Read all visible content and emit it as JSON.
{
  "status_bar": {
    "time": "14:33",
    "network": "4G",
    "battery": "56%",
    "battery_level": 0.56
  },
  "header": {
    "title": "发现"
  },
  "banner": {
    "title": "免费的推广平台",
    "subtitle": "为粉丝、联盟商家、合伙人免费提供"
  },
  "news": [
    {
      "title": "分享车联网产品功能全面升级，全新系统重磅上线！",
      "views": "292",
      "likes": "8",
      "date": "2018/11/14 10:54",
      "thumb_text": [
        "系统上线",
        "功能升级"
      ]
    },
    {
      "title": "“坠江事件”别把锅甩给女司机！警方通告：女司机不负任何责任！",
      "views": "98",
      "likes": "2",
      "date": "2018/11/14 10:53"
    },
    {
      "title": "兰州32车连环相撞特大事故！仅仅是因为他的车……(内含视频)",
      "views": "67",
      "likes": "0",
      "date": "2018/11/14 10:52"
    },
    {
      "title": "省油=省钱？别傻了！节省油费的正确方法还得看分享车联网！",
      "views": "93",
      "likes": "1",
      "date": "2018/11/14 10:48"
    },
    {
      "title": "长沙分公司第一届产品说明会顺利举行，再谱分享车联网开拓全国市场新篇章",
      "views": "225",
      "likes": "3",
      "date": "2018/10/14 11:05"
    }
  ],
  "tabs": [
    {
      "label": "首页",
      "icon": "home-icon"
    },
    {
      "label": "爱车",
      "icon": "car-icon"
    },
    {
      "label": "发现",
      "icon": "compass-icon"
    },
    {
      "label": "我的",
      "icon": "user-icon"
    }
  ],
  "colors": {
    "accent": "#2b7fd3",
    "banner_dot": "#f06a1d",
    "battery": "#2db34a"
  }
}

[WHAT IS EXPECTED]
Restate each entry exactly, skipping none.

[TASK ANSWER]
Read all visible content and emit it as JSON.
{
  "status_bar": {
    "time": "14:33",
    "network": "4G",
    "battery": "56%",
    "battery_level": 0.56
  },
  "header": {
    "title": "发现"
  },
  "banner": {
    "title": "免费的推广平台",
    "subtitle": "为粉丝、联盟商家、合伙人免费提供"
  },
  "news": [
    {
      "title": "分享车联网产品功能全面升级，全新系统重磅上线！",
      "views": "292",
      "likes": "8",
      "date": "2018/11/14 10:54",
      "thumb_text": [
        "系统上线",
        "功能升级"
      ]
    },
    {
      "title": "“坠江事件”别把锅甩给女司机！警方通告：女司机不负任何责任！",
      "views": "98",
      "likes": "2",
      "date": "2018/11/14 10:53"
    },
    {
      "title": "兰州32车连环相撞特大事故！仅仅是因为他的车……(内含视频)",
      "views": "67",
      "likes": "0",
      "date": "2018/11/14 10:52"
    },
    {
      "title": "省油=省钱？别傻了！节省油费的正确方法还得看分享车联网！",
      "views": "93",
      "likes": "1",
      "date": "2018/11/14 10:48"
    },
    {
      "title": "长沙分公司第一届产品说明会顺利举行，再谱分享车联网开拓全国市场新篇章",
      "views": "225",
      "likes": "3",
      "date": "2018/10/14 11:05"
    }
  ],
  "tabs": [
    {
      "label": "首页",
      "icon": "home-icon"
    },
    {
      "label": "爱车",
      "icon": "car-icon"
    },
    {
      "label": "发现",
      "icon": "compass-icon"
    },
    {
      "label": "我的",
      "icon": "user-icon"
    }
  ],
  "colors": {
    "accent": "#2b7fd3",
    "banner_dot": "#f06a1d",
    "battery": "#2db34a"
  }
}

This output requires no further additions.